QAnon founder may have been identified through machine learning


With the help of machine learning software, computer scientists may have unmasked the identity of Q, the founder of the QAnon movement. In a sprawling report released on Saturday, shared the findings of two independent teams of forensic linguists who claim to have identified Paul Furber, a South African software developer who was one of the first to draw attention to the conspiracy theory, as the author original of Q. They Say Arizona Congressional Candidate Ron Watkins also wrote under the pseudonym, first collaborating with Furber, then taking over the account when he eventually moved to post on his father’s 8chan message board.

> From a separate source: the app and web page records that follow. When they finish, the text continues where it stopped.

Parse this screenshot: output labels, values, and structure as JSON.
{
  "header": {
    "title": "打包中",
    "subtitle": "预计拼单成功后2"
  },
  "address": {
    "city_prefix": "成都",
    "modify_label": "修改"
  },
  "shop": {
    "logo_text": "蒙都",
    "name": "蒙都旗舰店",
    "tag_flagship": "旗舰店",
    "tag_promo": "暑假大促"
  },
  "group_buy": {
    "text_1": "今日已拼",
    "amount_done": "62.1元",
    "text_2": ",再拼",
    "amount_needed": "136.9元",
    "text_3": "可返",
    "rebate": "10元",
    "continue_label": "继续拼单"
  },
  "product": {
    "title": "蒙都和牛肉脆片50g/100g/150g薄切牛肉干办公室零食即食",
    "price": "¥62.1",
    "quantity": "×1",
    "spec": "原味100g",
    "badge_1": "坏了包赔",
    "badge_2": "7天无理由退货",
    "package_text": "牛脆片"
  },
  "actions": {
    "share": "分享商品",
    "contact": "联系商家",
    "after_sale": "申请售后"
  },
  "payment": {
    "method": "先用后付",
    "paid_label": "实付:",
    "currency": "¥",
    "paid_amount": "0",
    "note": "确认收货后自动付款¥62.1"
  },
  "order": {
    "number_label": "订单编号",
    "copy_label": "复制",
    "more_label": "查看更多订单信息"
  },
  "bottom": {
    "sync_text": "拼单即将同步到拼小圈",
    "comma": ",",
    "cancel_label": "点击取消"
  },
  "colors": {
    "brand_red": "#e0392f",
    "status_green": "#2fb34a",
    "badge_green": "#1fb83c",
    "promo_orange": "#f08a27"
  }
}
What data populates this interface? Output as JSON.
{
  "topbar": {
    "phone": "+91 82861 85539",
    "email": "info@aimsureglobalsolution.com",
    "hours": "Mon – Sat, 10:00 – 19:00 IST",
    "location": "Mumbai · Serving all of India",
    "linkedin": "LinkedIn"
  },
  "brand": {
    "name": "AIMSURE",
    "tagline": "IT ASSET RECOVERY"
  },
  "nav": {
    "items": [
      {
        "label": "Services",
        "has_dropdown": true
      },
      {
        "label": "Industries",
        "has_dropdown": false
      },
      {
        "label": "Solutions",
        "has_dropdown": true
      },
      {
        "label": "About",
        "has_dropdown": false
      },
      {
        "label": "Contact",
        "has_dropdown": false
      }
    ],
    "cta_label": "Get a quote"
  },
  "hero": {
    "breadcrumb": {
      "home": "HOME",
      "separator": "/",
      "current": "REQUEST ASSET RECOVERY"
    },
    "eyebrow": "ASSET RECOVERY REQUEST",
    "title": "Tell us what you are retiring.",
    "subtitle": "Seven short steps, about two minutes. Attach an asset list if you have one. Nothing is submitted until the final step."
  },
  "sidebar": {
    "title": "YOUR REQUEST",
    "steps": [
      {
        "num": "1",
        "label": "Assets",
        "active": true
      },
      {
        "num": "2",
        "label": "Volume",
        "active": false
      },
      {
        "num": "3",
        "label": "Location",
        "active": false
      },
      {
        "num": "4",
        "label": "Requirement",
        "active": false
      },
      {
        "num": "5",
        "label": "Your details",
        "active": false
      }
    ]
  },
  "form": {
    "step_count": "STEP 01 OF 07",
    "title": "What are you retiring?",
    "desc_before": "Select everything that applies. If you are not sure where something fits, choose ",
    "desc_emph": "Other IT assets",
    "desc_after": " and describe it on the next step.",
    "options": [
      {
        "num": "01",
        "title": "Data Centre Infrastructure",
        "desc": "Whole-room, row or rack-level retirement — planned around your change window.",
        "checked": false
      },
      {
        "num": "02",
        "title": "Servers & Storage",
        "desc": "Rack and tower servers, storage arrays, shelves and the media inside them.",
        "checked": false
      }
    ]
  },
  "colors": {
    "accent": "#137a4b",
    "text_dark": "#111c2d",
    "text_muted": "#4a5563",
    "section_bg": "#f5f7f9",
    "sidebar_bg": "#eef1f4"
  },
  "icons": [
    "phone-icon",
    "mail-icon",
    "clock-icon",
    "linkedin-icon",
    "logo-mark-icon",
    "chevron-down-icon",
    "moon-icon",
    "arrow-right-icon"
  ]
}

The two teams of Swiss and French researchers used different methodologies to reach the same conclusion. Switzerland, made up of two researchers from startups , used software to break up Q’s missives into three-character sequences. They then tracked how often these sequences repeated. The French team, meanwhile, trained an AI to look for patterns in Q’s handwriting. Both techniques broadly fall under an approach known as stylometry which seeks to analyze writing in a way that is measurable, consistent, and repeatable. To avoid the possibility of confusing their respective programs, the teams limited their analysis to social media posts. Of all the other possible authors they put to the test, they say Furber and Watkins’ writing stood out the most for its similarity to Q’s.

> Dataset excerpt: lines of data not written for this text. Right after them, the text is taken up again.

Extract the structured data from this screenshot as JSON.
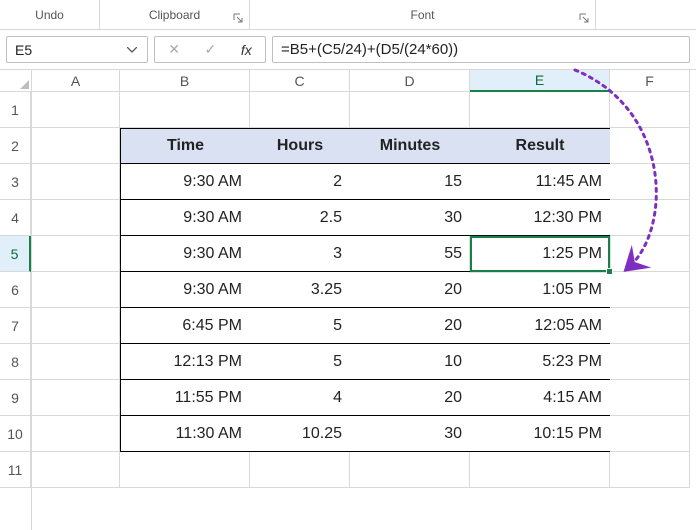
{
  "ribbon": {
    "undo_label": "Undo",
    "clipboard_label": "Clipboard",
    "font_label": "Font"
  },
  "namebox": {
    "value": "E5"
  },
  "fx_toolbar": {
    "cancel_glyph": "✕",
    "enter_glyph": "✓",
    "fx_label": "fx"
  },
  "formula": {
    "value": "=B5+(C5/24)+(D5/(24*60))"
  },
  "colhdrs": [
    "A",
    "B",
    "C",
    "D",
    "E",
    "F"
  ],
  "rowhdrs": [
    "1",
    "2",
    "3",
    "4",
    "5",
    "6",
    "7",
    "8",
    "9",
    "10",
    "11"
  ],
  "selected": {
    "col": "E",
    "row": "5"
  },
  "table": {
    "headers": {
      "b": "Time",
      "c": "Hours",
      "d": "Minutes",
      "e": "Result"
    },
    "rows": [
      {
        "b": "9:30 AM",
        "c": "2",
        "d": "15",
        "e": "11:45 AM"
      },
      {
        "b": "9:30 AM",
        "c": "2.5",
        "d": "30",
        "e": "12:30 PM"
      },
      {
        "b": "9:30 AM",
        "c": "3",
        "d": "55",
        "e": "1:25 PM"
      },
      {
        "b": "9:30 AM",
        "c": "3.25",
        "d": "20",
        "e": "1:05 PM"
      },
      {
        "b": "6:45 PM",
        "c": "5",
        "d": "20",
        "e": "12:05 AM"
      },
      {
        "b": "12:13 PM",
        "c": "5",
        "d": "10",
        "e": "5:23 PM"
      },
      {
        "b": "11:55 PM",
        "c": "4",
        "d": "20",
        "e": "4:15 AM"
      },
      {
        "b": "11:30 AM",
        "c": "10.25",
        "d": "30",
        "e": "10:15 PM"
      }
    ]
  }
}
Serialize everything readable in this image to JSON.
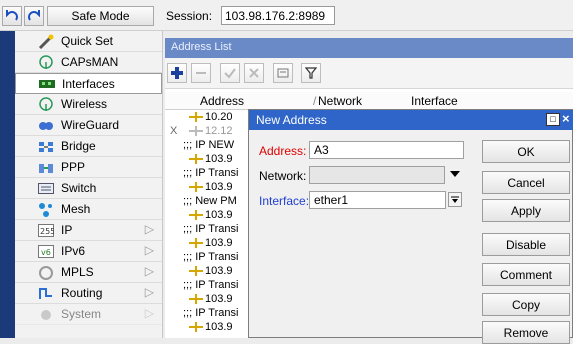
{
  "toolbar": {
    "undo_icon": "undo-icon",
    "redo_icon": "redo-icon",
    "safe_mode_label": "Safe Mode",
    "session_label": "Session:",
    "session_value": "103.98.176.2:8989"
  },
  "sidebar": {
    "items": [
      {
        "label": "Quick Set",
        "icon": "wand-icon",
        "arrow": ""
      },
      {
        "label": "CAPsMAN",
        "icon": "capsman-icon",
        "arrow": ""
      },
      {
        "label": "Interfaces",
        "icon": "interfaces-icon",
        "arrow": ""
      },
      {
        "label": "Wireless",
        "icon": "wireless-icon",
        "arrow": ""
      },
      {
        "label": "WireGuard",
        "icon": "wireguard-icon",
        "arrow": ""
      },
      {
        "label": "Bridge",
        "icon": "bridge-icon",
        "arrow": ""
      },
      {
        "label": "PPP",
        "icon": "ppp-icon",
        "arrow": ""
      },
      {
        "label": "Switch",
        "icon": "switch-icon",
        "arrow": ""
      },
      {
        "label": "Mesh",
        "icon": "mesh-icon",
        "arrow": ""
      },
      {
        "label": "IP",
        "icon": "ip-icon",
        "arrow": "▷"
      },
      {
        "label": "IPv6",
        "icon": "ipv6-icon",
        "arrow": "▷"
      },
      {
        "label": "MPLS",
        "icon": "mpls-icon",
        "arrow": "▷"
      },
      {
        "label": "Routing",
        "icon": "routing-icon",
        "arrow": "▷"
      },
      {
        "label": "System",
        "icon": "system-icon",
        "arrow": "▷"
      }
    ]
  },
  "address_list": {
    "title": "Address List",
    "columns": [
      "Address",
      "Network",
      "Interface"
    ],
    "rows": [
      {
        "mark": "",
        "text": "10.20"
      },
      {
        "mark": "X",
        "text": "12.12"
      },
      {
        "mark": "",
        "text": ";;; IP NEW"
      },
      {
        "mark": "",
        "text": "103.9"
      },
      {
        "mark": "",
        "text": ";;; IP Transi"
      },
      {
        "mark": "",
        "text": "103.9"
      },
      {
        "mark": "",
        "text": ";;; New PM"
      },
      {
        "mark": "",
        "text": "103.9"
      },
      {
        "mark": "",
        "text": ";;; IP Transi"
      },
      {
        "mark": "",
        "text": "103.9"
      },
      {
        "mark": "",
        "text": ";;; IP Transi"
      },
      {
        "mark": "",
        "text": "103.9"
      },
      {
        "mark": "",
        "text": ";;; IP Transi"
      },
      {
        "mark": "",
        "text": "103.9"
      },
      {
        "mark": "",
        "text": ";;; IP Transi"
      },
      {
        "mark": "",
        "text": "103.9"
      }
    ]
  },
  "dialog": {
    "title": "New Address",
    "address_label": "Address:",
    "address_value": "A3",
    "network_label": "Network:",
    "network_value": "",
    "interface_label": "Interface:",
    "interface_value": "ether1",
    "buttons": [
      "OK",
      "Cancel",
      "Apply",
      "Disable",
      "Comment",
      "Copy",
      "Remove"
    ]
  },
  "colors": {
    "sidebar_strip": "#1a3a7a",
    "dialog_titlebar": "#2f64c8",
    "list_titlebar": "#6a8ac7",
    "address_label": "#e00000",
    "interface_label": "#1f3fd0"
  }
}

And they are confident in this identification. The French team of computational linguists Florian Cafiero and Jean-Baptiste Camps said The temperature their software correctly identified Furber’s handwriting in 98% of tests and Watkins’ handwriting in 99%. “In the beginning, most of the text is by Furber,” Cafiero said. “But Ron Watkins’ signing went up in the first few months while Paul Furber went down and then dropped completely.”

People have previously to identify Harry Potter author JK Rowling as the secret author of The cuckoo’s call, a 2013 mystery novel that Rowling wrote under the pseudonym Robert Galbraith. More broadly, law enforcement has successfully used stylometry in various criminal cases, including by the FBI to show that Ted Kaczynski was the Unabomber.

experts The temperature spoken – including Professor Patrick Juola, the computer scientist who identified Rowling as the author of The cuckoo’s call – said they found the findings credible and persuasive. “What’s really powerful is the fact that the two independent analyzes showed the same overall pattern,” Juola said.

Furber and Watkins deny writing any of Q’s posts. ‘I’m not Q,’ the latter said The temperature. Furber, meanwhile, said he was influenced by Q’s posts to change the style of his prose, a claim that language experts said the outlet was “implausible”. It’s also worth mentioning that the scan included Furber tweets from the early days of Q’s existence.

What happens next is unclear. The researchers who worked on the identification said The temperature they hope that unmasking Q will loosen QAnon’s grip on people. Spreading like wildfire on social media, the conspiracy theory has had a profound effect on politics in the United States and other parts of the world. And while Q hasn’t posted a new post since the end of 2020, that hasn’t dampened people’s enthusiasm for conspiracies about the “deep state” and its involvement in their lives.

All products recommended by Engadget are selected by our editorial team, independent of our parent company. Some of our stories include affiliate links. If you purchase something through one of these links, we may earn an affiliate commission.


About Author

Comments are closed.